About Pacific Invertebrates

Our Mission

Our mission is to raise money for the conservation of Northeast Pacific marine ecosystems, and to educate the public through our graphic apparel, about marine invertebrates and their importance in marine ecosystems. 

About Pacific Invertebrates

Pacific invertebrates is an organization started by Andrew Drown, with the support of his wife Lisa, his son Liam, and his family and friends.

"I am a lover of graphic t-shirts and have always been bewildered that people will wear apparel carrying brand names and slogans or insignificant messages. For years I've been collecting t-shirts that have a meaning to me, that will spark conversation, make people laugh, or send out important messages. My love for the ocean led me to search for t-shirts portraying invertebrate species, and I was disappointed with what I found. This is where the idea for Pacific Invertebrates originated."


A large portion of the proceeds from the sale of our t-shirts go to Seaquaria, our conservation partner. We believe the Northeast Pacific has both extrinsic and intrinsic value, and must be cherished. It also has the power to teach us about the Ocean, and about ourselves. 

 

 

About Andrew Drown

Andrew grew up on the shores of Vancouver Island, and has spent countless hours beachcombing and learning about the marine intertidal zone.

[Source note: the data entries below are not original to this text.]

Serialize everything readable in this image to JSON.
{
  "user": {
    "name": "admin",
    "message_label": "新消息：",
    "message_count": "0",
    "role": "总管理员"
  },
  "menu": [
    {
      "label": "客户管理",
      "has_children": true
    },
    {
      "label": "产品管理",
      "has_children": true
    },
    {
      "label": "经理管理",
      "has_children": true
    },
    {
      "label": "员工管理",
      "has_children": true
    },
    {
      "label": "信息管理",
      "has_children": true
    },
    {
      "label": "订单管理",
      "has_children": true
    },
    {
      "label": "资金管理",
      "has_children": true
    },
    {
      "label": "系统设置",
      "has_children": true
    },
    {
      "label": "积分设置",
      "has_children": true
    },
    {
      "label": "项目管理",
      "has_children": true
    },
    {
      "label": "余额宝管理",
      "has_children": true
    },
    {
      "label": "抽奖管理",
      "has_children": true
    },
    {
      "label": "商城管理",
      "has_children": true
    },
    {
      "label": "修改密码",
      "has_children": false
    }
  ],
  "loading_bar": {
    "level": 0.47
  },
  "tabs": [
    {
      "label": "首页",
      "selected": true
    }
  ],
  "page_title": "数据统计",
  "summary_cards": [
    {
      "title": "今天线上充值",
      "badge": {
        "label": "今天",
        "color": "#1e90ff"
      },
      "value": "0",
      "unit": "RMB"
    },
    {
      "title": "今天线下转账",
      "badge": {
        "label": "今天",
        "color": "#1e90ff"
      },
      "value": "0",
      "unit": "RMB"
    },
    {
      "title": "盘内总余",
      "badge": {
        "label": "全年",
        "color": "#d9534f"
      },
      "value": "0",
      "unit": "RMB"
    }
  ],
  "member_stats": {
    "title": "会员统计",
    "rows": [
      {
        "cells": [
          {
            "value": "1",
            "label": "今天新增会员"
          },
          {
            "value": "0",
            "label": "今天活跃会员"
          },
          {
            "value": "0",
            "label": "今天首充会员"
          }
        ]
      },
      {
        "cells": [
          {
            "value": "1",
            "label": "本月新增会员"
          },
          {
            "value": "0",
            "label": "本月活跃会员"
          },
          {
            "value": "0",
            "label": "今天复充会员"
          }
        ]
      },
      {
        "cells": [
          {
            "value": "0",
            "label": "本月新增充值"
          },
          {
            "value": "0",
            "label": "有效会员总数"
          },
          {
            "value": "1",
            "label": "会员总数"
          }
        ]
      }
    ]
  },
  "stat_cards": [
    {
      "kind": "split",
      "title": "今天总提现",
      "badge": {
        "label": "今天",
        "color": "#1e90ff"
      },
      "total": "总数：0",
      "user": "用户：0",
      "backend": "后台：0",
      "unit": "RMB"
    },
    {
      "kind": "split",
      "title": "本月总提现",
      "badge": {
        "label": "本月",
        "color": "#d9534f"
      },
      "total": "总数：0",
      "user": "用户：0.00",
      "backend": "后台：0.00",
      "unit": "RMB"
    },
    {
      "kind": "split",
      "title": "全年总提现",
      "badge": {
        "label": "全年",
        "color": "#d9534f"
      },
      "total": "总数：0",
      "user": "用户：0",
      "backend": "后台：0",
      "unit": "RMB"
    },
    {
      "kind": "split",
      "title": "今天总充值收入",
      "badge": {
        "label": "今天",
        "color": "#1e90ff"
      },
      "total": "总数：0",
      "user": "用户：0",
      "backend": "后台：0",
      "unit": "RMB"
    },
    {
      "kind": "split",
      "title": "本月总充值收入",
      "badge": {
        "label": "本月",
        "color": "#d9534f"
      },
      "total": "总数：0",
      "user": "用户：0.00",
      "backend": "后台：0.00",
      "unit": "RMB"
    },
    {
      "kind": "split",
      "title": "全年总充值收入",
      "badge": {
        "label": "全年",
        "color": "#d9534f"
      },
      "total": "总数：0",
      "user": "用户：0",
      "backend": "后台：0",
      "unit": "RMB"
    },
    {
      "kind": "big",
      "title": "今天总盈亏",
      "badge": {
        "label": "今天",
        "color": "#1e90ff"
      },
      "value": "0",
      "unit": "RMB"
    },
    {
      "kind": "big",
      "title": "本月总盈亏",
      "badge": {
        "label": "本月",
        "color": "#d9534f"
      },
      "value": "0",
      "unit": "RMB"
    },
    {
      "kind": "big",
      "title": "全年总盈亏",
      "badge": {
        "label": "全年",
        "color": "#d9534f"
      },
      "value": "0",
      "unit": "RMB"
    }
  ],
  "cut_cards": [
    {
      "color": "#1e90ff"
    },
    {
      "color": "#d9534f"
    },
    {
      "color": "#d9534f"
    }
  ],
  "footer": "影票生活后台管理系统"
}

He completed his undergraduate degree in Marine Biology at the University of Victoria, before life took him to other places and other pursuits, but he has never lost his love for the intertidal habitats of the Northeast Pacific. 

 

Andrew is now a Math, Science and French teacher in Toronto Ontario, and his passion for teaching and his passion for the environment have come together as the organization Pacific Invertebrates. He believes that invertebrates are often overlooked, despite their abundance and ecological importance in Pacific marine ecosystems. He hopes that his t-shirt designs will help fund the conservation of Pacific marine habitats, and will educate the public in this age of environmental concern.